Description of the task:
Restrict the output to the lines below starting at the one that contains "What's the underlying" and ending at the one that contains "Give me the", and restate them word for word, both ends included.
Input data Start Marker
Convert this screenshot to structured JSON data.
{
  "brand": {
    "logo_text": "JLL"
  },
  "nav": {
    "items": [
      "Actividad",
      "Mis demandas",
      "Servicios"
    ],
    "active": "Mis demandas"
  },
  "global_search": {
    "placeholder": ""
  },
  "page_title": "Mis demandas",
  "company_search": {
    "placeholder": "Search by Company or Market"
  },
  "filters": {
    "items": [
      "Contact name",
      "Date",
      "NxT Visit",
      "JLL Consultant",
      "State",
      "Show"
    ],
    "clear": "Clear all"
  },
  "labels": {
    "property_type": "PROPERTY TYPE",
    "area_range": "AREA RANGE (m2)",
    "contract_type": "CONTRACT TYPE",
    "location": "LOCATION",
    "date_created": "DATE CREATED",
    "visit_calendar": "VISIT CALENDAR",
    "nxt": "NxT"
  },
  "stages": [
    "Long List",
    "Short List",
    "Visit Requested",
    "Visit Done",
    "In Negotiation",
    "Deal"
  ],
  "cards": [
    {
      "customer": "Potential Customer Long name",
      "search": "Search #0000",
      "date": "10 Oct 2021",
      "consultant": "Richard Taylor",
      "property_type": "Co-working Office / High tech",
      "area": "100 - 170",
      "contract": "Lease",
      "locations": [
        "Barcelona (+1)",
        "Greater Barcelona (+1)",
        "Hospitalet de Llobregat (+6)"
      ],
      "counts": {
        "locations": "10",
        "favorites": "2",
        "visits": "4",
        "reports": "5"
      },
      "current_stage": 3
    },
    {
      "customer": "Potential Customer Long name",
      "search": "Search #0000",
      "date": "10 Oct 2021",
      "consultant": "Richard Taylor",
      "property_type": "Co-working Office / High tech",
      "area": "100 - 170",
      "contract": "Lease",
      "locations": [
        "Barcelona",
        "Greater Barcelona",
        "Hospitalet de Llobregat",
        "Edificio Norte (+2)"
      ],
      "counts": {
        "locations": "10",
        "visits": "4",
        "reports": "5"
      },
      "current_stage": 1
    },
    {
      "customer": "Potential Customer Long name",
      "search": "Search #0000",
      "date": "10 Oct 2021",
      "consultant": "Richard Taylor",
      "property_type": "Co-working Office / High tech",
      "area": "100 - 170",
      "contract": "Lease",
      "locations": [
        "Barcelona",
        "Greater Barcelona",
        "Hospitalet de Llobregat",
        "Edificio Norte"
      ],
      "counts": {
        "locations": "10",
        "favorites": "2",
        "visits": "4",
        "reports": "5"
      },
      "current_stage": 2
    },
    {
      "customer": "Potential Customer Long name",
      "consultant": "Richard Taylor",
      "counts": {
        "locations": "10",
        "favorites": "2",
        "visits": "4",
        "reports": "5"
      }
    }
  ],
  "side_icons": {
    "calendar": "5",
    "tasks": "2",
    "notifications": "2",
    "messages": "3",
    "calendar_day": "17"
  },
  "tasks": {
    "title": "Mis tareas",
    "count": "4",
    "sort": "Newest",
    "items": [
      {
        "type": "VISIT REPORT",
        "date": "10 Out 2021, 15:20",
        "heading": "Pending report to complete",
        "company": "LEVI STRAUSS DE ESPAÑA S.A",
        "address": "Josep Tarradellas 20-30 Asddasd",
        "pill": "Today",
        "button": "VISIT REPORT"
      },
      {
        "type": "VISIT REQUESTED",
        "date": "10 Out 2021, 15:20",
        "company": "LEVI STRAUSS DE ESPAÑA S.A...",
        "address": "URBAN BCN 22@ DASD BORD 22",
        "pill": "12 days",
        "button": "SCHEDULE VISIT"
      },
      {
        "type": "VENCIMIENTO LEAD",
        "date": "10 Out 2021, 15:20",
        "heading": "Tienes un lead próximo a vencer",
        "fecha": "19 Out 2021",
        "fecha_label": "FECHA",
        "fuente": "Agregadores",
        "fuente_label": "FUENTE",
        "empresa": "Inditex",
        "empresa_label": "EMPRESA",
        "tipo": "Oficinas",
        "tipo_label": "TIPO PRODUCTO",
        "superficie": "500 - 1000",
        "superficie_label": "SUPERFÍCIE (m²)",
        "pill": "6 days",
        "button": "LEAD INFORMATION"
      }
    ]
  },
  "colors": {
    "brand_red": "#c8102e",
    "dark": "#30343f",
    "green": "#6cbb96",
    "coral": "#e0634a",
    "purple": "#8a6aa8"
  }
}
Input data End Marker
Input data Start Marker
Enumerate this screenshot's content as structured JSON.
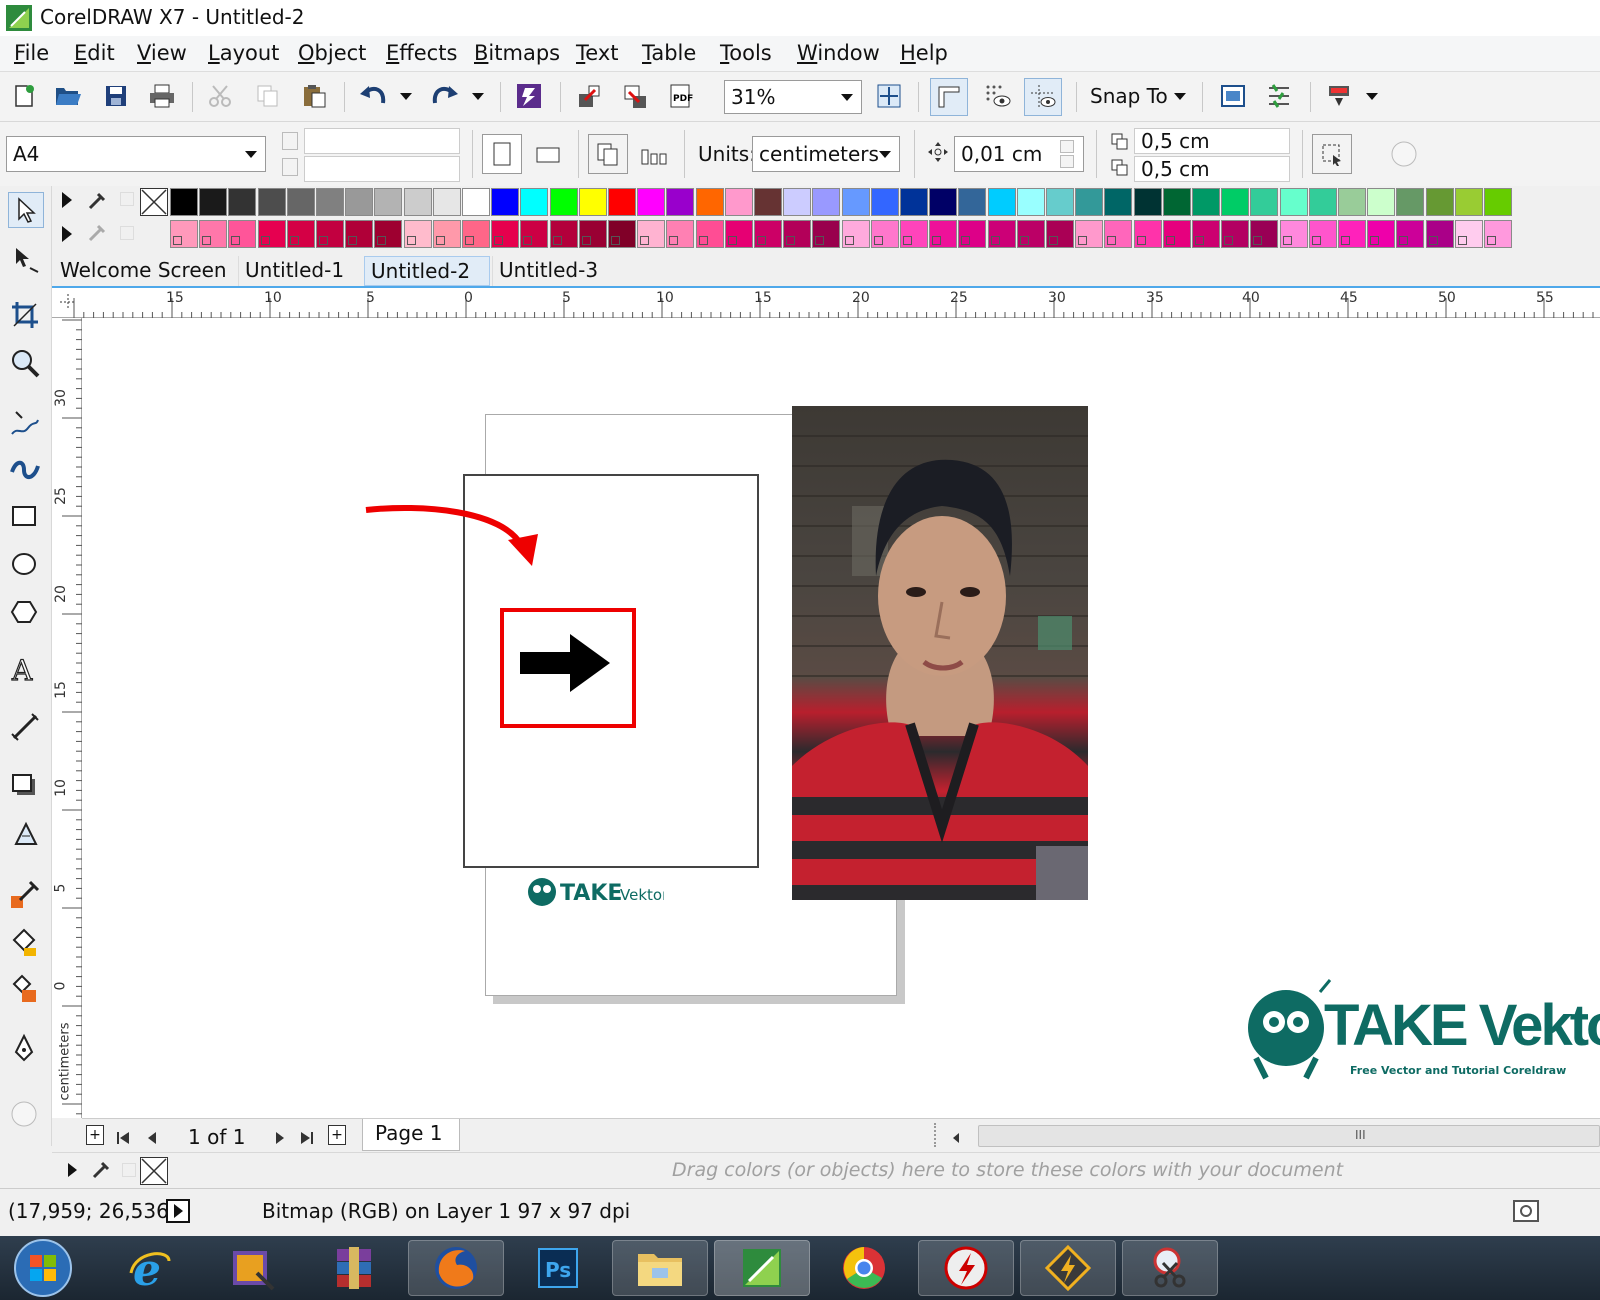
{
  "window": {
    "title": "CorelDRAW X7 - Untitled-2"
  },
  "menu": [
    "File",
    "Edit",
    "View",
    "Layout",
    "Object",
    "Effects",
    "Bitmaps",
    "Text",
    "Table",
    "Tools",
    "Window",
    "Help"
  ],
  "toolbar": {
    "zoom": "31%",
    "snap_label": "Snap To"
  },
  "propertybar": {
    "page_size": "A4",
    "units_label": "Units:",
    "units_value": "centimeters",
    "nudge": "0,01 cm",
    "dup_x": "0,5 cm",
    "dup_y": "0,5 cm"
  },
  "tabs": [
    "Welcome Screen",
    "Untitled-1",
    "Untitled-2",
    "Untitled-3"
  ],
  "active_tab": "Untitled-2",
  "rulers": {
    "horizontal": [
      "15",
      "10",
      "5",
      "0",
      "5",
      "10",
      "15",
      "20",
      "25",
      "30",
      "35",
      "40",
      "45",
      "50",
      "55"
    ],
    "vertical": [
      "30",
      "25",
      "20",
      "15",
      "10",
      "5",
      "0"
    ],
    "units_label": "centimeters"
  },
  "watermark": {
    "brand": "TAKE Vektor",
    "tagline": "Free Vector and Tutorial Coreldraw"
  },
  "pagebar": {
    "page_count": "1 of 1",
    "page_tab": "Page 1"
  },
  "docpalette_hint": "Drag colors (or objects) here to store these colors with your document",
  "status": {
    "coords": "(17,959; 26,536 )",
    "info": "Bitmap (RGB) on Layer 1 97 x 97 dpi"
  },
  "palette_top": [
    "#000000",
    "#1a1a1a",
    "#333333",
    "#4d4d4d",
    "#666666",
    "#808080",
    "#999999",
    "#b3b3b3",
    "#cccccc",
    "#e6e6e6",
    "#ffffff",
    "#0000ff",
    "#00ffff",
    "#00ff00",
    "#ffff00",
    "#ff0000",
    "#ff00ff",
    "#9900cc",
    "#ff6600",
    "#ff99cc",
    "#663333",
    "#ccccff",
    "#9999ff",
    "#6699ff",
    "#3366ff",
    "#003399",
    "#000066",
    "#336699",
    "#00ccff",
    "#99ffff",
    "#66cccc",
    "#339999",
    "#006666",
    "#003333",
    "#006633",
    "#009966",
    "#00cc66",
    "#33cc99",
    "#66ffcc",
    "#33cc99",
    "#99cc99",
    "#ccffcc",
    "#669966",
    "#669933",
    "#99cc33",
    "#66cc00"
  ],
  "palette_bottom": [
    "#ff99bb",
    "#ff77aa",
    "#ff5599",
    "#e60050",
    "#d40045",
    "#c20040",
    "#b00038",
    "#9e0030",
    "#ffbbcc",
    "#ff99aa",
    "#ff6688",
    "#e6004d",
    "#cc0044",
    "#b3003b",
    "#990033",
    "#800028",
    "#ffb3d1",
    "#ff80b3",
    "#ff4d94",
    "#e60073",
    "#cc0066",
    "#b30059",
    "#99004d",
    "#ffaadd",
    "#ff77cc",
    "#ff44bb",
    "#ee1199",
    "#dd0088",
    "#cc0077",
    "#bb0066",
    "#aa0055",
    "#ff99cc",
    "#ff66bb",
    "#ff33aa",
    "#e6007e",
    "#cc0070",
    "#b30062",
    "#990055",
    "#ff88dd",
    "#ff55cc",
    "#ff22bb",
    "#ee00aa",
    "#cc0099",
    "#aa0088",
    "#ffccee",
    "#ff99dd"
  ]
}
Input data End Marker
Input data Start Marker
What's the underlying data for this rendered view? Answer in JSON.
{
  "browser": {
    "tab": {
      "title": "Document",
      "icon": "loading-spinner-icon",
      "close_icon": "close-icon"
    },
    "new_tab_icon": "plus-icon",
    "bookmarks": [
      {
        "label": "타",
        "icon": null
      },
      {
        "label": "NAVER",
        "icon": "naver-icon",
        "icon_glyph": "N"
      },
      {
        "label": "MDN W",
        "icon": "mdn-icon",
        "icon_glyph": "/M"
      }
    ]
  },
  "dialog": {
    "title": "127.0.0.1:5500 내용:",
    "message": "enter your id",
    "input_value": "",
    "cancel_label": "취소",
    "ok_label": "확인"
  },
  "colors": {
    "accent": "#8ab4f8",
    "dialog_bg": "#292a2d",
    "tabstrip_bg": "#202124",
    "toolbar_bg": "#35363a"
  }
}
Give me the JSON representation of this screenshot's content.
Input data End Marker
Task solution:
What's the underlying data for this rendered view? Answer in JSON.
{
  "browser": {
    "tab": {
      "title": "Document",
      "icon": "loading-spinner-icon",
      "close_icon": "close-icon"
    },
    "new_tab_icon": "plus-icon",
    "bookmarks": [
      {
        "label": "타",
        "icon": null
      },
      {
        "label": "NAVER",
        "icon": "naver-icon",
        "icon_glyph": "N"
      },
      {
        "label": "MDN W",
        "icon": "mdn-icon",
        "icon_glyph": "/M"
      }
    ]
  },
  "dialog": {
    "title": "127.0.0.1:5500 내용:",
    "message": "enter your id",
    "input_value": "",
    "cancel_label": "취소",
    "ok_label": "확인"
  },
  "colors": {
    "accent": "#8ab4f8",
    "dialog_bg": "#292a2d",
    "tabstrip_bg": "#202124",
    "toolbar_bg": "#35363a"
  }
}
Give me the JSON representation of this screenshot's content.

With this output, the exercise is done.